Poker is a card game that requires a high level of concentration, mental activity, control over emotions, observation skills and good strategy. It also teaches you to be patient and think ahead, not only for the long-term but for each hand too. In addition, poker teaches you to be able to read your opponents and understand their betting patterns.
The basic rules of poker are easy to learn. The game consists of several rounds of betting in which each player places chips into the pot voluntarily, either by calling a bet or raising it. After each round, the players’ hands develop, and the highest hand wins the pot. In the early stages of learning, it is helpful to use a book or online tutorial to familiarize yourself with the different types, variants and limits of poker games.
During the course of the game, players experience a roller coaster of emotions such as stress and anxiety. However, a skilled poker player can hide these feelings well. It is also important to have a wide range of poker tactics so that you can adjust your strategy when necessary.

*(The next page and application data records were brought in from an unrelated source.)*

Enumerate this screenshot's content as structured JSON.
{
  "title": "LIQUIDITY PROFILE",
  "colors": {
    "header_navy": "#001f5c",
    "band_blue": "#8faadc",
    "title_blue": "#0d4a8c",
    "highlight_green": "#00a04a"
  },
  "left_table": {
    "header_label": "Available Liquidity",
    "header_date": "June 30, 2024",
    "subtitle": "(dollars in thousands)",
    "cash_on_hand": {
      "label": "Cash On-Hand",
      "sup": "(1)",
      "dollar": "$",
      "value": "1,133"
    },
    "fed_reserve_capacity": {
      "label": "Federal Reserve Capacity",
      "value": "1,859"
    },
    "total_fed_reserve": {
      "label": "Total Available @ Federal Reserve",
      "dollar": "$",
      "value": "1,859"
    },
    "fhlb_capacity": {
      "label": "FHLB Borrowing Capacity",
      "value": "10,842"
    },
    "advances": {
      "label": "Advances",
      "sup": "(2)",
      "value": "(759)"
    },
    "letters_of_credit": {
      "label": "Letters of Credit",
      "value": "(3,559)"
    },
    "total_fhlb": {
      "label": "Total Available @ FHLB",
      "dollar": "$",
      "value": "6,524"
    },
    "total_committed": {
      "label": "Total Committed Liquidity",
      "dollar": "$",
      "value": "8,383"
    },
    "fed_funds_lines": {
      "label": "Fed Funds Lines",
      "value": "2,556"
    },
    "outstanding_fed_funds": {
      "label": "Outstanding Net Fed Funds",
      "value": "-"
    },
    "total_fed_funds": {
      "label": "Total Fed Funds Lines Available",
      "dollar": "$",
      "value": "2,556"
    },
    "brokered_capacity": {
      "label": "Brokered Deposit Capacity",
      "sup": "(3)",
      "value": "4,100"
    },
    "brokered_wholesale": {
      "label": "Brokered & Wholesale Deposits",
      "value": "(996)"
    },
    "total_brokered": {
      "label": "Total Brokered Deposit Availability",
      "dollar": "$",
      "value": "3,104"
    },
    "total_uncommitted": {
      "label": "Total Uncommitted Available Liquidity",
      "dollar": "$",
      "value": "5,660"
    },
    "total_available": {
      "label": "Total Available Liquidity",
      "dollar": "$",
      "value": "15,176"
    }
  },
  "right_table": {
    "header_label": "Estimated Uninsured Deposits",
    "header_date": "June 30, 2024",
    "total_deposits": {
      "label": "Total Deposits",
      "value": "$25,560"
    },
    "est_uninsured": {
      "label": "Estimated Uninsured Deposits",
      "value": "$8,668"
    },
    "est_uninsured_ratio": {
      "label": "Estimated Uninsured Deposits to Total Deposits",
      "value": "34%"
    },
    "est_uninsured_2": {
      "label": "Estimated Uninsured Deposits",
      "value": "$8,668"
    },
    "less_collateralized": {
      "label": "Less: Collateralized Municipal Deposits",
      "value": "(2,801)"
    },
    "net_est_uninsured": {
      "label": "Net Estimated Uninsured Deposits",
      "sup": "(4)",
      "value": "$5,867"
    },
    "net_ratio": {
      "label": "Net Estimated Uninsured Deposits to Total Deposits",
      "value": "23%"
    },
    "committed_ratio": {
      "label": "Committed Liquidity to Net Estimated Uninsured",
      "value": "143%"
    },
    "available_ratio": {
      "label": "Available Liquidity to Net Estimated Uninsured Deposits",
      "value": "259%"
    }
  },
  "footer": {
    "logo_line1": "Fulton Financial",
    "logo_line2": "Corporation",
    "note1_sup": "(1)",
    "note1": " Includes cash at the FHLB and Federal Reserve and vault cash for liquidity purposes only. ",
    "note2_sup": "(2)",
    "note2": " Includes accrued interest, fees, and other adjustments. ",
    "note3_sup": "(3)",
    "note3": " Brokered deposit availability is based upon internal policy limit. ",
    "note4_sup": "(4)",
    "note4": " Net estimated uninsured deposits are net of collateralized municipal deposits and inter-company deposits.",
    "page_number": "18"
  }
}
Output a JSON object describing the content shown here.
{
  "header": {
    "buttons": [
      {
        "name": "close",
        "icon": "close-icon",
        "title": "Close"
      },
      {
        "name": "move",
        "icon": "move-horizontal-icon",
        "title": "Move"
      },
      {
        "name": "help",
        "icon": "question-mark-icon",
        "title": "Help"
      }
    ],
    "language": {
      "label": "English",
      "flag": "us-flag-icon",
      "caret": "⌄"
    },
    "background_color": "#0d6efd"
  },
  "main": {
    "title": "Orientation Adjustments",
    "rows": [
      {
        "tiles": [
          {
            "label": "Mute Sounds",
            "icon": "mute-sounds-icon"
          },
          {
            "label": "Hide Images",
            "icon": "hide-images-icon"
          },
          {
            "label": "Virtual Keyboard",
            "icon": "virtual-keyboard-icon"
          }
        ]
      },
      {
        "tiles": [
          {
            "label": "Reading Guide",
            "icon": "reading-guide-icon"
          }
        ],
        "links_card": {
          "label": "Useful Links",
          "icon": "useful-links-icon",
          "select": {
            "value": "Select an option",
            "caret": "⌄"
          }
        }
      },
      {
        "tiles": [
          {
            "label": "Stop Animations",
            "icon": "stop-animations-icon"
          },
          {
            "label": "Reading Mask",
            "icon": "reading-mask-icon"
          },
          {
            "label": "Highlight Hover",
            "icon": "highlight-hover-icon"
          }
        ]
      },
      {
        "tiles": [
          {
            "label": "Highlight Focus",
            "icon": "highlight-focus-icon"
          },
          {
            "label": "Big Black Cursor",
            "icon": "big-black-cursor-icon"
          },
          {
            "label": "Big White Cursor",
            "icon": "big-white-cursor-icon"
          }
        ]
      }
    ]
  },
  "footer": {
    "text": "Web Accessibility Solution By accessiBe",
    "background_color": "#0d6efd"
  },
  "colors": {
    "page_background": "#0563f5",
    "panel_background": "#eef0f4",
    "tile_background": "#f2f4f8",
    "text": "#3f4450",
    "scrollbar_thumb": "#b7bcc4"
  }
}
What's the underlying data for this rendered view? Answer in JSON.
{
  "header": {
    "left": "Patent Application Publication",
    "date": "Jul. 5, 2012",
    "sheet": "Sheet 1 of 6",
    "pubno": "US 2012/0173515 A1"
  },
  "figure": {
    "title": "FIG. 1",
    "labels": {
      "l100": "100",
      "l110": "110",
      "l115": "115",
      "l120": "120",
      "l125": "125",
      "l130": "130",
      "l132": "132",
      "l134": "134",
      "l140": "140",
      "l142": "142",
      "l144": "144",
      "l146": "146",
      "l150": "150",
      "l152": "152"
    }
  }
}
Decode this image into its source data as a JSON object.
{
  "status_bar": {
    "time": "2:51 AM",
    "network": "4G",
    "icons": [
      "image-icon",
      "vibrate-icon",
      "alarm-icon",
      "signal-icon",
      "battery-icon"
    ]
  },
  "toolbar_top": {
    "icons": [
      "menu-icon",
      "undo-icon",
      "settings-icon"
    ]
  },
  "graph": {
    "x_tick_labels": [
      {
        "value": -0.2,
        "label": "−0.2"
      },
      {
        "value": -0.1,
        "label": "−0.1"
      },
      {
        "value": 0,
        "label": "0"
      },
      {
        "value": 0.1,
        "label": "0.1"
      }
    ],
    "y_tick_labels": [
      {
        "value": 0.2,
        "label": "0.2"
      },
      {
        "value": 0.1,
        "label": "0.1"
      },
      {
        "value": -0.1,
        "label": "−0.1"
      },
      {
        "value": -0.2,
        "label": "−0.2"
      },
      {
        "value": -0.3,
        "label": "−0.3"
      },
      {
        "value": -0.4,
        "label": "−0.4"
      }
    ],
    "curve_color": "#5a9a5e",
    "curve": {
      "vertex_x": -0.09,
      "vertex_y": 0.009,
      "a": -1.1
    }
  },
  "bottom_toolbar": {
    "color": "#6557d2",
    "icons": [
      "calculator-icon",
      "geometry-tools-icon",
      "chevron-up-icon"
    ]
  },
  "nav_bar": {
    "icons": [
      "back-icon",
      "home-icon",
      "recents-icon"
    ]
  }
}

There are many books that discuss poker strategies in detail. It is essential to pick the right one for your particular needs and skill levels. However, it is a good idea to create your own poker strategy rather than copying someone else’s. This will help you to become a better poker player in the long run.